So what do I teach? At a yoga studio it would be labeled “Hatha”, a general term that encompasses any of the physical kinds of yoga including the styles listed above. In today’s yoga world, however, Hatha yoga has come to mean a slow-paced and gentle way of practicing. As a teacher, I incorporate elements from each style into my teaching. However, there is an additional element I bring to my classes which has led me to refer to my style of teaching as ‘Mindful Yoga’.
It was about 5 years ago, I started a daily meditation practice. It didn’t take long for me to realize that the positive affects of daily meditation had crept into all aspects of my life and onto my mat.
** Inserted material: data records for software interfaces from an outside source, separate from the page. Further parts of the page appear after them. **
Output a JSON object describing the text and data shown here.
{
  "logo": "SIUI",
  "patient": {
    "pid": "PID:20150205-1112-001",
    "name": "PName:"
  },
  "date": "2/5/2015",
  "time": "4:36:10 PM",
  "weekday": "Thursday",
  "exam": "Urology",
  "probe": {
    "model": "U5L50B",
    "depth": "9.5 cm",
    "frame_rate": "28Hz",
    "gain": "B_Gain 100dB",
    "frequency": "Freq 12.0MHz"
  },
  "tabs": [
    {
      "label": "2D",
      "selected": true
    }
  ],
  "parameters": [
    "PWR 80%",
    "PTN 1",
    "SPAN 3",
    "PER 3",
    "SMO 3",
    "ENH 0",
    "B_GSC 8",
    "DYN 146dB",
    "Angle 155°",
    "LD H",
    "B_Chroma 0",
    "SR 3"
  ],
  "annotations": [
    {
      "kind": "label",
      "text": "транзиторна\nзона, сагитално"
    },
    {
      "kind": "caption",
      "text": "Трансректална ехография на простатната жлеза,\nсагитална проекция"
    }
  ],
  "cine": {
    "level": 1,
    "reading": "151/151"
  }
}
This mindfulness, or presence, deepened my yoga practice and heightened my awareness of being fully in the moment. Meditation reinvigorated my own practice.
A simple definition of mindfulness is ‘paying attention, on purpose, without judgment’. In Mindful Yoga, we observe how movement and posture affects breath and how breath affects the body. We notice our mind’s incessant thoughts and ongoing commentary and how they affect our experience of a pose. We become aware of how we compare and judge, grasp for the pleasant and push away the unpleasant, and of our preoccupation with the (unknown) future.
For instance, do you hold your breath when balancing or holding a challenging pose? Do you inadvertently tense muscles not involved in a deep stretch? Do you compare yourself to others in class? Does your mind wander in repetitive movements or slow, static poses? Do you react negatively when practicing a pose you don’t like or aren’t ‘good at’? These are all natural, but unnecessary reactions, which keep us out of the present moment and take away from the full experience of the pose.
When we practice Mindful Yoga, we focus on the experience of the ever changing sensations of the body and mind. We practice building strength, dissolving tensions and increasing mobility and circulation through yoga poses with the added benefit of deepening of awareness, insight and equanimity. When you roll up your mat at the end of class, my hope is that you take these qualities with you into your daily life.
Meredith teaches Mindful Yoga Tuesday and Thursday at 9:30 am.